Amanda Roocroft. LPO/Welser-Most (EMI, CD only). By common consent Roocroft is the flower of young British sopranos. It was only a matter of time before a major record company claimed her; EMI has done it with a vengeance. This debut is a showcase, with a broad range of material - Handel, Mozart, Strauss, Puccini, Dvorak - and the message is: this voice can handle almost everything. 'Let the Bright Seraphim' could be brighter, Strauss's 'Morgen' more imploring. But the texture of this voice is gloriously substantial; the range, control and colouring outstanding. Michael White

Barry White: The Icon is Love (A&M, CD/tape, out tomorrow). Something old, something new . . . and something blue. There's no mistaking the deep, deep purr, or the lyrics ('Hey babe, your foreplay just blows my mind/So why don't we stop all the talking girl?') that would make Madonna blush. This is a man with no qualms about taking the stereotype all the way. (And when I say 'all the way' I think the ladies in the audience know what I'm saying, am I right, girl?) The gentle hip-hop/ soul production by Jam and Lewis among others gives the album a contemporary spin, and White is authentic enough to rise above imitators such as Boyz II Men. Nicholas Barber



Lutoslawski: Symphonies 3 & 4. Los Angeles Phil/Salonen (Sony, CD only). Confirmation that Lutoslawski is an alluring symphonist, and Salonen a fine MD. MW
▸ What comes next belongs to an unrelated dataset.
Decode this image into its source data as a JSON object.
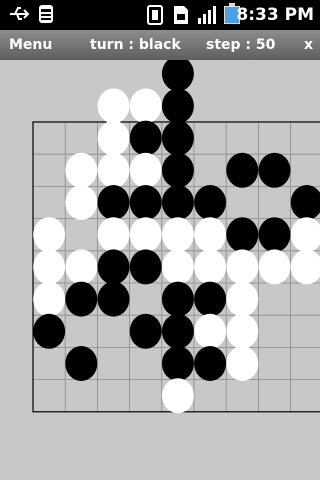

Orbital: Are We Here? (Internal, single). Two brothers, six mixes and 39 minutes of digital serendipity. BT

Dinosaur Jr: I Don't Think So (from Without a Sound, Warner, CD/LP/tape). 'I'd like to think she'd cry for me/But I don't think so.' As perfect a piece of whining self-flagellation as there's been since Radiohead's 'Creep'. NB

Lyle Lovett: I Love Everybody (MCA, CD/LP/tape). A crooked smile, a warped wit, and a wonderful voice. NB

Johnny Cash: American Recordings (BMG/American, CD/

LP/tape). Sepulchral rumblings to lift the soul. BT